Match the word "icon". Return each line of the data below where it appears.

───── Data under study ─────

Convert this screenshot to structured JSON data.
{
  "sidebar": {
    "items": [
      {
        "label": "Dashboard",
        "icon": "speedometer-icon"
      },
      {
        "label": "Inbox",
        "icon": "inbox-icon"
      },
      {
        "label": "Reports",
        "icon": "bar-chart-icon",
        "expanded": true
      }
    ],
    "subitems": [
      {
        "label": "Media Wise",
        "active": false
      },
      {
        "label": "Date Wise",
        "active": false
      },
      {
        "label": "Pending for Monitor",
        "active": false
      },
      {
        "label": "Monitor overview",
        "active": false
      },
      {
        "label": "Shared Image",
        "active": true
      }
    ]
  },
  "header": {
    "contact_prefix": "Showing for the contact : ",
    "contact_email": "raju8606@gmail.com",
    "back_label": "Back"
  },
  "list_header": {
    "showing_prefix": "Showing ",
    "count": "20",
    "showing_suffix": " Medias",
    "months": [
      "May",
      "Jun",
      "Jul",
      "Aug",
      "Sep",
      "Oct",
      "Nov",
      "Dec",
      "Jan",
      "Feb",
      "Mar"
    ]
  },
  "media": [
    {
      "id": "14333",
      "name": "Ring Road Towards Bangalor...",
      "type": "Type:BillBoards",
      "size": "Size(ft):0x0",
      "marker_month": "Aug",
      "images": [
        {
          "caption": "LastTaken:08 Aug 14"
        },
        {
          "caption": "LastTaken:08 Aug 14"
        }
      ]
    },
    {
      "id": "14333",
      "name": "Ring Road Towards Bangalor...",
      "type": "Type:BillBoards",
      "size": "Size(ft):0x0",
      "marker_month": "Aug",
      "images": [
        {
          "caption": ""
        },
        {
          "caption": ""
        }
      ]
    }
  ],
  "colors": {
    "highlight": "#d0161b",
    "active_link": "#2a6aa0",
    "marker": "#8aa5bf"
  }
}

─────

Solution to the problem -
        "icon": "speedometer-icon"
        "icon": "inbox-icon"
        "icon": "bar-chart-icon",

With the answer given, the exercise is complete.